▶ SOURCE INFORMATION:
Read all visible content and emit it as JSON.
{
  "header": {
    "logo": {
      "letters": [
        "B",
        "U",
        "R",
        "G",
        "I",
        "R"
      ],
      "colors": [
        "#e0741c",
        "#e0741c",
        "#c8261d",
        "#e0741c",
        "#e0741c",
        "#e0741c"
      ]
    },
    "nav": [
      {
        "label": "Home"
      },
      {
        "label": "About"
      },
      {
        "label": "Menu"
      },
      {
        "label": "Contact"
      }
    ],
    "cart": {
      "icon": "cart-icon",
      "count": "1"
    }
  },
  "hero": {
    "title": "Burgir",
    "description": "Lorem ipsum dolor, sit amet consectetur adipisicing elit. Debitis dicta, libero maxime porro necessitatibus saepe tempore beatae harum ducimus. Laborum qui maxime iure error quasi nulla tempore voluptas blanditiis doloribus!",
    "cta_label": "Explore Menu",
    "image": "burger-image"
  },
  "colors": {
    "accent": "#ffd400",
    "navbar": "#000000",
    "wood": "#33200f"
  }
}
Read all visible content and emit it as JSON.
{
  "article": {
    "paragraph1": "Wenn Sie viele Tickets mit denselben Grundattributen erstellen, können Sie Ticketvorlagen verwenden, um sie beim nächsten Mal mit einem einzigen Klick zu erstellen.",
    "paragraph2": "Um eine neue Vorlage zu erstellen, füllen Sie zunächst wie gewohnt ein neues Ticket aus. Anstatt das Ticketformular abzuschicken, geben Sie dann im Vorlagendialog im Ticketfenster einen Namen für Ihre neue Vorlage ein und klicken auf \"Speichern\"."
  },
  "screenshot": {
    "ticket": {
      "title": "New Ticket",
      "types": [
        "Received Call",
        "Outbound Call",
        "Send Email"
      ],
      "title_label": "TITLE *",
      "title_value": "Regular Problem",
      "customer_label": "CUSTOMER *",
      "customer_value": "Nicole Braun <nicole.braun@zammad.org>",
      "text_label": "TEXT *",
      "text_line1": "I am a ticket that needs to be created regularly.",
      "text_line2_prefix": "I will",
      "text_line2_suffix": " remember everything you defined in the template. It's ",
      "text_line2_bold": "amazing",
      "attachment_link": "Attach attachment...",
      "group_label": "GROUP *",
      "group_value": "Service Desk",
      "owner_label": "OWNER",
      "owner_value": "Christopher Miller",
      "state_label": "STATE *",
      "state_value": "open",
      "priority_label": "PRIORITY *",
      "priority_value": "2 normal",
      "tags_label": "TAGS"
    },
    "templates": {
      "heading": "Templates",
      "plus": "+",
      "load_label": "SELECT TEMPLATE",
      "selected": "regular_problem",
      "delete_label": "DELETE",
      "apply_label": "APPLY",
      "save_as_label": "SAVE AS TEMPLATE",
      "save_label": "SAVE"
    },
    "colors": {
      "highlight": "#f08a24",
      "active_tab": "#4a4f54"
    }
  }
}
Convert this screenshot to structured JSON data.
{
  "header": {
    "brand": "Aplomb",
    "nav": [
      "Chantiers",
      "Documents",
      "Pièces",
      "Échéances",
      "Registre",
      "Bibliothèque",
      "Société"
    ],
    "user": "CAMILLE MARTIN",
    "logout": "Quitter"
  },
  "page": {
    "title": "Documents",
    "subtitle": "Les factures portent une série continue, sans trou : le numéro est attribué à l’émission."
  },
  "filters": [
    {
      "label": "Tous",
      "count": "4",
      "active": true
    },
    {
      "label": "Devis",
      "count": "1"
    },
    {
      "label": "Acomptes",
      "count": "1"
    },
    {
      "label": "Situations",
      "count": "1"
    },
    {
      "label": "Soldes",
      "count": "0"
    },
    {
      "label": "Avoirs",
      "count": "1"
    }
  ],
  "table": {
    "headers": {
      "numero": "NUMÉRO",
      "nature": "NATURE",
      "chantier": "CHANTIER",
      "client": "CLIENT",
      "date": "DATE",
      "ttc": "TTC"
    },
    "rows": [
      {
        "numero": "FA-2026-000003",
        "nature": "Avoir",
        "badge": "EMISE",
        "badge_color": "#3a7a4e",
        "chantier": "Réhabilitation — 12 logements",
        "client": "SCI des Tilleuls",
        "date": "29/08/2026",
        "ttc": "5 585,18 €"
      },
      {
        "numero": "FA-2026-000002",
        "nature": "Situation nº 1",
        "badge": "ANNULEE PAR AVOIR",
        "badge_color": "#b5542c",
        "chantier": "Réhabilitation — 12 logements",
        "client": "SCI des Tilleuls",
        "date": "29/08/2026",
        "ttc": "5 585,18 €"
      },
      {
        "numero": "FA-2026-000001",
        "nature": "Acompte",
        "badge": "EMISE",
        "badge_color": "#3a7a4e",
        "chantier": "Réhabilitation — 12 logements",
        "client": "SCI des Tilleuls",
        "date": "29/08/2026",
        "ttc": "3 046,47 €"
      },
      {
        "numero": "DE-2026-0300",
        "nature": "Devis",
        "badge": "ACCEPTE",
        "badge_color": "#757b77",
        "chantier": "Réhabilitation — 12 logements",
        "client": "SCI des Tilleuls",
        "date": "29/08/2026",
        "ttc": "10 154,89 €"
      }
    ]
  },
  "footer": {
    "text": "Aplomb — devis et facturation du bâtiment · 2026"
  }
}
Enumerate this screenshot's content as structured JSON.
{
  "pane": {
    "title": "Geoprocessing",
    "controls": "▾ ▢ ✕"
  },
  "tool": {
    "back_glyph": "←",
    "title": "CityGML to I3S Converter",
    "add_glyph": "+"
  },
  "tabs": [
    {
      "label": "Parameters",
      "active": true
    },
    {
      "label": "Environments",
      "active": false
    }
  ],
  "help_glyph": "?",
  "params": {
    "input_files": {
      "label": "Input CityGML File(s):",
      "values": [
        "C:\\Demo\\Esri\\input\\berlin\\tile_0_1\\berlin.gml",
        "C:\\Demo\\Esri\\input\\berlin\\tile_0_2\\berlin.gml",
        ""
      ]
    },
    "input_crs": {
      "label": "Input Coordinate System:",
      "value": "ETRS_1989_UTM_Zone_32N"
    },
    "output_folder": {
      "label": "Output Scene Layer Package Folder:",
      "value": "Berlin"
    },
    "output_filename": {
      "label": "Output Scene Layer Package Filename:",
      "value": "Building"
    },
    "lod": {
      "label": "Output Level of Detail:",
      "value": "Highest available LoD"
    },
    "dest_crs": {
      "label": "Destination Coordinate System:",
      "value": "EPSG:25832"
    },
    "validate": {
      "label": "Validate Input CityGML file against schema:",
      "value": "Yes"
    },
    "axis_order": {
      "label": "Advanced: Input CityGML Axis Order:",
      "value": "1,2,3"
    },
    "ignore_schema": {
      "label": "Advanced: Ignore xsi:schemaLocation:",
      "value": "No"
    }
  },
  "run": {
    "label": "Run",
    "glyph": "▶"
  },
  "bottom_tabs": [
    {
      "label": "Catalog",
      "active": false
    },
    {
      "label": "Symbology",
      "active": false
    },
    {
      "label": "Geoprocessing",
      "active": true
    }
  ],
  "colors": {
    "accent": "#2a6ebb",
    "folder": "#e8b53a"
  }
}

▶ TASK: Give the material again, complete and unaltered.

▶ OUTPUT BELOW:
Read all visible content and emit it as JSON.
{
  "header": {
    "logo": {
      "letters": [
        "B",
        "U",
        "R",
        "G",
        "I",
        "R"
      ],
      "colors": [
        "#e0741c",
        "#e0741c",
        "#c8261d",
        "#e0741c",
        "#e0741c",
        "#e0741c"
      ]
    },
    "nav": [
      {
        "label": "Home"
      },
      {
        "label": "About"
      },
      {
        "label": "Menu"
      },
      {
        "label": "Contact"
      }
    ],
    "cart": {
      "icon": "cart-icon",
      "count": "1"
    }
  },
  "hero": {
    "title": "Burgir",
    "description": "Lorem ipsum dolor, sit amet consectetur adipisicing elit. Debitis dicta, libero maxime porro necessitatibus saepe tempore beatae harum ducimus. Laborum qui maxime iure error quasi nulla tempore voluptas blanditiis doloribus!",
    "cta_label": "Explore Menu",
    "image": "burger-image"
  },
  "colors": {
    "accent": "#ffd400",
    "navbar": "#000000",
    "wood": "#33200f"
  }
}
Read all visible content and emit it as JSON.
{
  "article": {
    "paragraph1": "Wenn Sie viele Tickets mit denselben Grundattributen erstellen, können Sie Ticketvorlagen verwenden, um sie beim nächsten Mal mit einem einzigen Klick zu erstellen.",
    "paragraph2": "Um eine neue Vorlage zu erstellen, füllen Sie zunächst wie gewohnt ein neues Ticket aus. Anstatt das Ticketformular abzuschicken, geben Sie dann im Vorlagendialog im Ticketfenster einen Namen für Ihre neue Vorlage ein und klicken auf \"Speichern\"."
  },
  "screenshot": {
    "ticket": {
      "title": "New Ticket",
      "types": [
        "Received Call",
        "Outbound Call",
        "Send Email"
      ],
      "title_label": "TITLE *",
      "title_value": "Regular Problem",
      "customer_label": "CUSTOMER *",
      "customer_value": "Nicole Braun <nicole.braun@zammad.org>",
      "text_label": "TEXT *",
      "text_line1": "I am a ticket that needs to be created regularly.",
      "text_line2_prefix": "I will",
      "text_line2_suffix": " remember everything you defined in the template. It's ",
      "text_line2_bold": "amazing",
      "attachment_link": "Attach attachment...",
      "group_label": "GROUP *",
      "group_value": "Service Desk",
      "owner_label": "OWNER",
      "owner_value": "Christopher Miller",
      "state_label": "STATE *",
      "state_value": "open",
      "priority_label": "PRIORITY *",
      "priority_value": "2 normal",
      "tags_label": "TAGS"
    },
    "templates": {
      "heading": "Templates",
      "plus": "+",
      "load_label": "SELECT TEMPLATE",
      "selected": "regular_problem",
      "delete_label": "DELETE",
      "apply_label": "APPLY",
      "save_as_label": "SAVE AS TEMPLATE",
      "save_label": "SAVE"
    },
    "colors": {
      "highlight": "#f08a24",
      "active_tab": "#4a4f54"
    }
  }
}
Convert this screenshot to structured JSON data.
{
  "header": {
    "brand": "Aplomb",
    "nav": [
      "Chantiers",
      "Documents",
      "Pièces",
      "Échéances",
      "Registre",
      "Bibliothèque",
      "Société"
    ],
    "user": "CAMILLE MARTIN",
    "logout": "Quitter"
  },
  "page": {
    "title": "Documents",
    "subtitle": "Les factures portent une série continue, sans trou : le numéro est attribué à l’émission."
  },
  "filters": [
    {
      "label": "Tous",
      "count": "4",
      "active": true
    },
    {
      "label": "Devis",
      "count": "1"
    },
    {
      "label": "Acomptes",
      "count": "1"
    },
    {
      "label": "Situations",
      "count": "1"
    },
    {
      "label": "Soldes",
      "count": "0"
    },
    {
      "label": "Avoirs",
      "count": "1"
    }
  ],
  "table": {
    "headers": {
      "numero": "NUMÉRO",
      "nature": "NATURE",
      "chantier": "CHANTIER",
      "client": "CLIENT",
      "date": "DATE",
      "ttc": "TTC"
    },
    "rows": [
      {
        "numero": "FA-2026-000003",
        "nature": "Avoir",
        "badge": "EMISE",
        "badge_color": "#3a7a4e",
        "chantier": "Réhabilitation — 12 logements",
        "client": "SCI des Tilleuls",
        "date": "29/08/2026",
        "ttc": "5 585,18 €"
      },
      {
        "numero": "FA-2026-000002",
        "nature": "Situation nº 1",
        "badge": "ANNULEE PAR AVOIR",
        "badge_color": "#b5542c",
        "chantier": "Réhabilitation — 12 logements",
        "client": "SCI des Tilleuls",
        "date": "29/08/2026",
        "ttc": "5 585,18 €"
      },
      {
        "numero": "FA-2026-000001",
        "nature": "Acompte",
        "badge": "EMISE",
        "badge_color": "#3a7a4e",
        "chantier": "Réhabilitation — 12 logements",
        "client": "SCI des Tilleuls",
        "date": "29/08/2026",
        "ttc": "3 046,47 €"
      },
      {
        "numero": "DE-2026-0300",
        "nature": "Devis",
        "badge": "ACCEPTE",
        "badge_color": "#757b77",
        "chantier": "Réhabilitation — 12 logements",
        "client": "SCI des Tilleuls",
        "date": "29/08/2026",
        "ttc": "10 154,89 €"
      }
    ]
  },
  "footer": {
    "text": "Aplomb — devis et facturation du bâtiment · 2026"
  }
}
Enumerate this screenshot's content as structured JSON.
{
  "pane": {
    "title": "Geoprocessing",
    "controls": "▾ ▢ ✕"
  },
  "tool": {
    "back_glyph": "←",
    "title": "CityGML to I3S Converter",
    "add_glyph": "+"
  },
  "tabs": [
    {
      "label": "Parameters",
      "active": true
    },
    {
      "label": "Environments",
      "active": false
    }
  ],
  "help_glyph": "?",
  "params": {
    "input_files": {
      "label": "Input CityGML File(s):",
      "values": [
        "C:\\Demo\\Esri\\input\\berlin\\tile_0_1\\berlin.gml",
        "C:\\Demo\\Esri\\input\\berlin\\tile_0_2\\berlin.gml",
        ""
      ]
    },
    "input_crs": {
      "label": "Input Coordinate System:",
      "value": "ETRS_1989_UTM_Zone_32N"
    },
    "output_folder": {
      "label": "Output Scene Layer Package Folder:",
      "value": "Berlin"
    },
    "output_filename": {
      "label": "Output Scene Layer Package Filename:",
      "value": "Building"
    },
    "lod": {
      "label": "Output Level of Detail:",
      "value": "Highest available LoD"
    },
    "dest_crs": {
      "label": "Destination Coordinate System:",
      "value": "EPSG:25832"
    },
    "validate": {
      "label": "Validate Input CityGML file against schema:",
      "value": "Yes"
    },
    "axis_order": {
      "label": "Advanced: Input CityGML Axis Order:",
      "value": "1,2,3"
    },
    "ignore_schema": {
      "label": "Advanced: Ignore xsi:schemaLocation:",
      "value": "No"
    }
  },
  "run": {
    "label": "Run",
    "glyph": "▶"
  },
  "bottom_tabs": [
    {
      "label": "Catalog",
      "active": false
    },
    {
      "label": "Symbology",
      "active": false
    },
    {
      "label": "Geoprocessing",
      "active": true
    }
  ],
  "colors": {
    "accent": "#2a6ebb",
    "folder": "#e8b53a"
  }
}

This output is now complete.